### YOUR TASK
Below are the records; they must be reproduced verbatim.
□ □ □
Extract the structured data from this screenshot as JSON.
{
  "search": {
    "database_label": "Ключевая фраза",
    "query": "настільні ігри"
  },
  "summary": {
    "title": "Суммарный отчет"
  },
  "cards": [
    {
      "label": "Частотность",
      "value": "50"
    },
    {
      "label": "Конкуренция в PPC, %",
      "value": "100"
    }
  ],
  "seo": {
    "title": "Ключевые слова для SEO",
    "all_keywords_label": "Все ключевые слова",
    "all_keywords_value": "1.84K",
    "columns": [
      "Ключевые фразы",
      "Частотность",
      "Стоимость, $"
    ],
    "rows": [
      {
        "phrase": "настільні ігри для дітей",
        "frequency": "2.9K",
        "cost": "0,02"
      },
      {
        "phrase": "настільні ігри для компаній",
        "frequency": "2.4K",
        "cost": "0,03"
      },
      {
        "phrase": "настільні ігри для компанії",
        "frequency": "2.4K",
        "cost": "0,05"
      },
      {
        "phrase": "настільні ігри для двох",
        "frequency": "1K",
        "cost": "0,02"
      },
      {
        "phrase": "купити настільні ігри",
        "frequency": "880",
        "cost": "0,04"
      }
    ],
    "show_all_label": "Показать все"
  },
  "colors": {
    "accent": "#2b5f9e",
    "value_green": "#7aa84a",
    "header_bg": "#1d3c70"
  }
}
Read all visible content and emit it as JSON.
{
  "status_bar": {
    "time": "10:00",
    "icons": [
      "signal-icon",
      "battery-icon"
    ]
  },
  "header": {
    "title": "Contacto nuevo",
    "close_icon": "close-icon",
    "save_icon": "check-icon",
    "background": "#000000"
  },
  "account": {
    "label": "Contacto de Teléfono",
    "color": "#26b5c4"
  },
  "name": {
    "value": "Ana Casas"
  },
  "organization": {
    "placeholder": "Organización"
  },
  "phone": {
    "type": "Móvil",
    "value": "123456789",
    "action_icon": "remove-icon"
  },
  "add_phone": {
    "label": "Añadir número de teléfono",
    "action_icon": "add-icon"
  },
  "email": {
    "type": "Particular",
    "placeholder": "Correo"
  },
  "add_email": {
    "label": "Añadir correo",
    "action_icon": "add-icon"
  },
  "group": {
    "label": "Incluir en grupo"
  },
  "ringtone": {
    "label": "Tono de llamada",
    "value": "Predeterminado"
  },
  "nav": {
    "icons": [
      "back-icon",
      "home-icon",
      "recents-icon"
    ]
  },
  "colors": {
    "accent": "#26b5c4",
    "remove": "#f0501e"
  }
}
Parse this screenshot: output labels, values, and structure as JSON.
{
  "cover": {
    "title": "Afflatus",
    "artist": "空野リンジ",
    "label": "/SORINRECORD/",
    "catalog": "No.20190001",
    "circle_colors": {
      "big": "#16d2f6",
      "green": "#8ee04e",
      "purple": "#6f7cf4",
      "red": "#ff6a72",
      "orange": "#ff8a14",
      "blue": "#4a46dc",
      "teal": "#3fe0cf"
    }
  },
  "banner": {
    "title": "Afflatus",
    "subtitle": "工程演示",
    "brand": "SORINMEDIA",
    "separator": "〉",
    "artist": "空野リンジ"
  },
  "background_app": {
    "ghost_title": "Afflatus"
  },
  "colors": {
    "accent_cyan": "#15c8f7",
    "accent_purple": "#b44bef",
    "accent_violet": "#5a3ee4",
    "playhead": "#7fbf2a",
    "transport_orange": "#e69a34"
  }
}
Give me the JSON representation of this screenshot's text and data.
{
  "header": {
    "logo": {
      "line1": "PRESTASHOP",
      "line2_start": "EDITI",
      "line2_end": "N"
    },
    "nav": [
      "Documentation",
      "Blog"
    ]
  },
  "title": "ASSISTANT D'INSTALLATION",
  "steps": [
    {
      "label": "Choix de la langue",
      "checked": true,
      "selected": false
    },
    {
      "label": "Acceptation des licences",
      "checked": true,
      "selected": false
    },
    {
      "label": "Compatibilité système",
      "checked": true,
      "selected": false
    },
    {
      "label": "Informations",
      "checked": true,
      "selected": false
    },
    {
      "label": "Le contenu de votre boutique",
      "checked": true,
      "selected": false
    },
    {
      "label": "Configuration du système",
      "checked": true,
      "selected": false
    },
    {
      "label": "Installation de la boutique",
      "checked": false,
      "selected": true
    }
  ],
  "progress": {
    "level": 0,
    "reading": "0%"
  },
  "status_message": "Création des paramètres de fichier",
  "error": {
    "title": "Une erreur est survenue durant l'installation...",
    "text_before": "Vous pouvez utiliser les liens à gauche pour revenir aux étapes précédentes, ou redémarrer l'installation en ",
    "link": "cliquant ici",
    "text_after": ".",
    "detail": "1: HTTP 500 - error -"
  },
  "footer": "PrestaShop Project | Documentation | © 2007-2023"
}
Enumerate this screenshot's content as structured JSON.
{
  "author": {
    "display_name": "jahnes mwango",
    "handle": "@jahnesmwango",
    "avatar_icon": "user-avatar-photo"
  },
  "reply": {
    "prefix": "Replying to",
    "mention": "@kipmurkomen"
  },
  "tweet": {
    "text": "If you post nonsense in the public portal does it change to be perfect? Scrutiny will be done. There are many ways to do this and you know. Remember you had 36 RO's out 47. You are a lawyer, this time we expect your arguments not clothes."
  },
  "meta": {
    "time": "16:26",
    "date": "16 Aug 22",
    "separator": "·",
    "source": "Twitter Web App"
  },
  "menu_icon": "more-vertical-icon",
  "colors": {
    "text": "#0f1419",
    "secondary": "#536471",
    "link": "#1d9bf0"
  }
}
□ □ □
### ANSWER SPACE
Extract the structured data from this screenshot as JSON.
{
  "search": {
    "database_label": "Ключевая фраза",
    "query": "настільні ігри"
  },
  "summary": {
    "title": "Суммарный отчет"
  },
  "cards": [
    {
      "label": "Частотность",
      "value": "50"
    },
    {
      "label": "Конкуренция в PPC, %",
      "value": "100"
    }
  ],
  "seo": {
    "title": "Ключевые слова для SEO",
    "all_keywords_label": "Все ключевые слова",
    "all_keywords_value": "1.84K",
    "columns": [
      "Ключевые фразы",
      "Частотность",
      "Стоимость, $"
    ],
    "rows": [
      {
        "phrase": "настільні ігри для дітей",
        "frequency": "2.9K",
        "cost": "0,02"
      },
      {
        "phrase": "настільні ігри для компаній",
        "frequency": "2.4K",
        "cost": "0,03"
      },
      {
        "phrase": "настільні ігри для компанії",
        "frequency": "2.4K",
        "cost": "0,05"
      },
      {
        "phrase": "настільні ігри для двох",
        "frequency": "1K",
        "cost": "0,02"
      },
      {
        "phrase": "купити настільні ігри",
        "frequency": "880",
        "cost": "0,04"
      }
    ],
    "show_all_label": "Показать все"
  },
  "colors": {
    "accent": "#2b5f9e",
    "value_green": "#7aa84a",
    "header_bg": "#1d3c70"
  }
}
Read all visible content and emit it as JSON.
{
  "status_bar": {
    "time": "10:00",
    "icons": [
      "signal-icon",
      "battery-icon"
    ]
  },
  "header": {
    "title": "Contacto nuevo",
    "close_icon": "close-icon",
    "save_icon": "check-icon",
    "background": "#000000"
  },
  "account": {
    "label": "Contacto de Teléfono",
    "color": "#26b5c4"
  },
  "name": {
    "value": "Ana Casas"
  },
  "organization": {
    "placeholder": "Organización"
  },
  "phone": {
    "type": "Móvil",
    "value": "123456789",
    "action_icon": "remove-icon"
  },
  "add_phone": {
    "label": "Añadir número de teléfono",
    "action_icon": "add-icon"
  },
  "email": {
    "type": "Particular",
    "placeholder": "Correo"
  },
  "add_email": {
    "label": "Añadir correo",
    "action_icon": "add-icon"
  },
  "group": {
    "label": "Incluir en grupo"
  },
  "ringtone": {
    "label": "Tono de llamada",
    "value": "Predeterminado"
  },
  "nav": {
    "icons": [
      "back-icon",
      "home-icon",
      "recents-icon"
    ]
  },
  "colors": {
    "accent": "#26b5c4",
    "remove": "#f0501e"
  }
}
Parse this screenshot: output labels, values, and structure as JSON.
{
  "cover": {
    "title": "Afflatus",
    "artist": "空野リンジ",
    "label": "/SORINRECORD/",
    "catalog": "No.20190001",
    "circle_colors": {
      "big": "#16d2f6",
      "green": "#8ee04e",
      "purple": "#6f7cf4",
      "red": "#ff6a72",
      "orange": "#ff8a14",
      "blue": "#4a46dc",
      "teal": "#3fe0cf"
    }
  },
  "banner": {
    "title": "Afflatus",
    "subtitle": "工程演示",
    "brand": "SORINMEDIA",
    "separator": "〉",
    "artist": "空野リンジ"
  },
  "background_app": {
    "ghost_title": "Afflatus"
  },
  "colors": {
    "accent_cyan": "#15c8f7",
    "accent_purple": "#b44bef",
    "accent_violet": "#5a3ee4",
    "playhead": "#7fbf2a",
    "transport_orange": "#e69a34"
  }
}
Give me the JSON representation of this screenshot's text and data.
{
  "header": {
    "logo": {
      "line1": "PRESTASHOP",
      "line2_start": "EDITI",
      "line2_end": "N"
    },
    "nav": [
      "Documentation",
      "Blog"
    ]
  },
  "title": "ASSISTANT D'INSTALLATION",
  "steps": [
    {
      "label": "Choix de la langue",
      "checked": true,
      "selected": false
    },
    {
      "label": "Acceptation des licences",
      "checked": true,
      "selected": false
    },
    {
      "label": "Compatibilité système",
      "checked": true,
      "selected": false
    },
    {
      "label": "Informations",
      "checked": true,
      "selected": false
    },
    {
      "label": "Le contenu de votre boutique",
      "checked": true,
      "selected": false
    },
    {
      "label": "Configuration du système",
      "checked": true,
      "selected": false
    },
    {
      "label": "Installation de la boutique",
      "checked": false,
      "selected": true
    }
  ],
  "progress": {
    "level": 0,
    "reading": "0%"
  },
  "status_message": "Création des paramètres de fichier",
  "error": {
    "title": "Une erreur est survenue durant l'installation...",
    "text_before": "Vous pouvez utiliser les liens à gauche pour revenir aux étapes précédentes, ou redémarrer l'installation en ",
    "link": "cliquant ici",
    "text_after": ".",
    "detail": "1: HTTP 500 - error -"
  },
  "footer": "PrestaShop Project | Documentation | © 2007-2023"
}
Enumerate this screenshot's content as structured JSON.
{
  "author": {
    "display_name": "jahnes mwango",
    "handle": "@jahnesmwango",
    "avatar_icon": "user-avatar-photo"
  },
  "reply": {
    "prefix": "Replying to",
    "mention": "@kipmurkomen"
  },
  "tweet": {
    "text": "If you post nonsense in the public portal does it change to be perfect? Scrutiny will be done. There are many ways to do this and you know. Remember you had 36 RO's out 47. You are a lawyer, this time we expect your arguments not clothes."
  },
  "meta": {
    "time": "16:26",
    "date": "16 Aug 22",
    "separator": "·",
    "source": "Twitter Web App"
  },
  "menu_icon": "more-vertical-icon",
  "colors": {
    "text": "#0f1419",
    "secondary": "#536471",
    "link": "#1d9bf0"
  }
}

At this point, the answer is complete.